**WHAT YOU NEED TO DO**
Copy out each line in the listing below where the word "Objects" appears.
* * * * * * *
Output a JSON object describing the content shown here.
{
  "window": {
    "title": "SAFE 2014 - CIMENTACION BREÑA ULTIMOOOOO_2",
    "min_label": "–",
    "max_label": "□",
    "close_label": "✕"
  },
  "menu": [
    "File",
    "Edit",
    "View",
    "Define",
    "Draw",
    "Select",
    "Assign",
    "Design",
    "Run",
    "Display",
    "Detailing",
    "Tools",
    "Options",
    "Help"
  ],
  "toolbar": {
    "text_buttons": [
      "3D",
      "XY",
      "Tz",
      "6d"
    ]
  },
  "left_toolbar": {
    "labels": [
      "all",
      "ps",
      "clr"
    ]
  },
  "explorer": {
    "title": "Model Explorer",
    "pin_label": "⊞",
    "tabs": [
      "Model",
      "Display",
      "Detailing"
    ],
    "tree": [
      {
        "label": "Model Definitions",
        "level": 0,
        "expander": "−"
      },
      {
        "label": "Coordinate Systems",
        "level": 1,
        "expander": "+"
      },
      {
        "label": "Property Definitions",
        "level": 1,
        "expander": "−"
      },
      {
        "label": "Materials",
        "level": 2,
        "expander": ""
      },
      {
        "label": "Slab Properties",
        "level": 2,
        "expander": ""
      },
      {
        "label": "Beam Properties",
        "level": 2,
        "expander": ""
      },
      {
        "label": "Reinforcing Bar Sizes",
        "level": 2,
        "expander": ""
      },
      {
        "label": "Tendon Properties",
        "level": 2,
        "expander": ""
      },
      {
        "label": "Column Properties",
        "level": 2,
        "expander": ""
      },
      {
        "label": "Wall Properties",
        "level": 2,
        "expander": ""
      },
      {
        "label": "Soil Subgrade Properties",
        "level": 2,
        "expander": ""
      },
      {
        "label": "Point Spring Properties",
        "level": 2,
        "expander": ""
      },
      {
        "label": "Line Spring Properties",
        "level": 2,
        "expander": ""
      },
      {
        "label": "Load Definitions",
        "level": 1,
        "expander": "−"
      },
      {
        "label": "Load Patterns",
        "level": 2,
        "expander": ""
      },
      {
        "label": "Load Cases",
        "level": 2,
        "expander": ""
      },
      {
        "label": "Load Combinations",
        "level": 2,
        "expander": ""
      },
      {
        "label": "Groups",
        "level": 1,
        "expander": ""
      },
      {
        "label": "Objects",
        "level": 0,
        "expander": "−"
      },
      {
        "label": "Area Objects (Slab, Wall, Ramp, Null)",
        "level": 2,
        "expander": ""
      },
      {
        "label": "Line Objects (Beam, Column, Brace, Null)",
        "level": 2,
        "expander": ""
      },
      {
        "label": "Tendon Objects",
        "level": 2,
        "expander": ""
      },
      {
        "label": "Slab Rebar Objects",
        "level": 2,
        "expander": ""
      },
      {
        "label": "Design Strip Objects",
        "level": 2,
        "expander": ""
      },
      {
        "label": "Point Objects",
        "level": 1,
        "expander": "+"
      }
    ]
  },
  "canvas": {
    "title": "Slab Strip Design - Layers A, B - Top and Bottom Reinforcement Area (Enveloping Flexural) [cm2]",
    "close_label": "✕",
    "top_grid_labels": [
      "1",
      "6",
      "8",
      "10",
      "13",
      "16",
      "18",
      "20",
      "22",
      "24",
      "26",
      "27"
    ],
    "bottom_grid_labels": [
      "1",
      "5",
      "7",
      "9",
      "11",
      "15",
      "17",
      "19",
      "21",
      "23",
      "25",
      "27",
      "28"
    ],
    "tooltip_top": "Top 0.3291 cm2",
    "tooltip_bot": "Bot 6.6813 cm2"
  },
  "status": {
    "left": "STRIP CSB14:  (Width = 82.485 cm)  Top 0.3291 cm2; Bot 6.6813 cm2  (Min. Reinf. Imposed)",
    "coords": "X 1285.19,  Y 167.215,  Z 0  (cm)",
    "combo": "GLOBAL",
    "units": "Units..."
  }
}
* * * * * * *
**RESULT OF THE EXERCISE**
        "label": "Objects",
        "label": "Area Objects (Slab, Wall, Ramp, Null)",
        "label": "Line Objects (Beam, Column, Brace, Null)",
        "label": "Tendon Objects",
        "label": "Slab Rebar Objects",
        "label": "Design Strip Objects",
        "label": "Point Objects",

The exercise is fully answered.